____ Material provided

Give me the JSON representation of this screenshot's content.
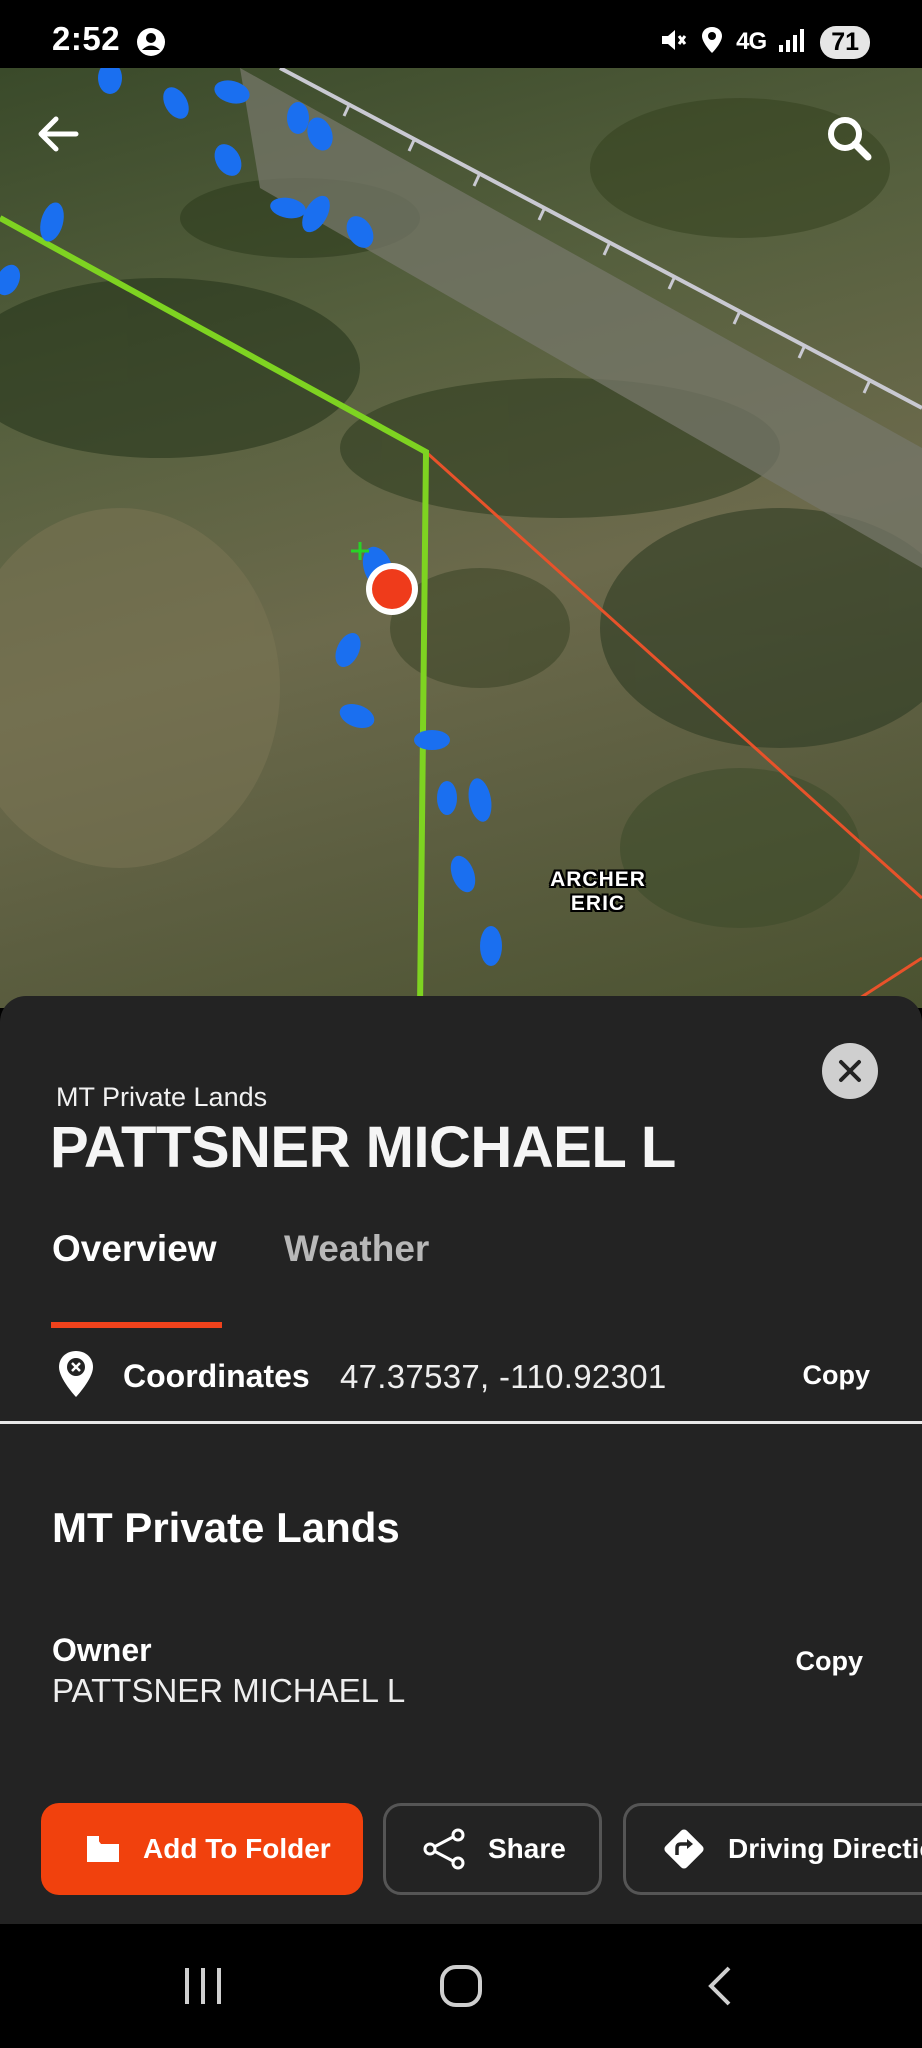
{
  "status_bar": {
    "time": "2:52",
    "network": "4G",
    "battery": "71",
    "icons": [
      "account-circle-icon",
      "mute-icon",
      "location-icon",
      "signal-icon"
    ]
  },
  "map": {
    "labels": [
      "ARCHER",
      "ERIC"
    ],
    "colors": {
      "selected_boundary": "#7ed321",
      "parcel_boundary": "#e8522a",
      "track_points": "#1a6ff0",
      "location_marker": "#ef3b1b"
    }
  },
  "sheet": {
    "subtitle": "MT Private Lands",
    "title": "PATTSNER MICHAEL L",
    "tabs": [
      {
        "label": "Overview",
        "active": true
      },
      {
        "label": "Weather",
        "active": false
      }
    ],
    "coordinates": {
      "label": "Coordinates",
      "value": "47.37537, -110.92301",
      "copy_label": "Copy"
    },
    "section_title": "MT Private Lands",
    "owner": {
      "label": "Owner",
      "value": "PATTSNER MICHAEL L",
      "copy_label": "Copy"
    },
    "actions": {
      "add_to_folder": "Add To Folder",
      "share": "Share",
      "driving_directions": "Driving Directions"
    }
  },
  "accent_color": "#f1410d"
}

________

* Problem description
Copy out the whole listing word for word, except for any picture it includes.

* Exercise solution
Give me the JSON representation of this screenshot's content.
{
  "status_bar": {
    "time": "2:52",
    "network": "4G",
    "battery": "71",
    "icons": [
      "account-circle-icon",
      "mute-icon",
      "location-icon",
      "signal-icon"
    ]
  },
  "map": {
    "labels": [
      "ARCHER",
      "ERIC"
    ],
    "colors": {
      "selected_boundary": "#7ed321",
      "parcel_boundary": "#e8522a",
      "track_points": "#1a6ff0",
      "location_marker": "#ef3b1b"
    }
  },
  "sheet": {
    "subtitle": "MT Private Lands",
    "title": "PATTSNER MICHAEL L",
    "tabs": [
      {
        "label": "Overview",
        "active": true
      },
      {
        "label": "Weather",
        "active": false
      }
    ],
    "coordinates": {
      "label": "Coordinates",
      "value": "47.37537, -110.92301",
      "copy_label": "Copy"
    },
    "section_title": "MT Private Lands",
    "owner": {
      "label": "Owner",
      "value": "PATTSNER MICHAEL L",
      "copy_label": "Copy"
    },
    "actions": {
      "add_to_folder": "Add To Folder",
      "share": "Share",
      "driving_directions": "Driving Directions"
    }
  },
  "accent_color": "#f1410d"
}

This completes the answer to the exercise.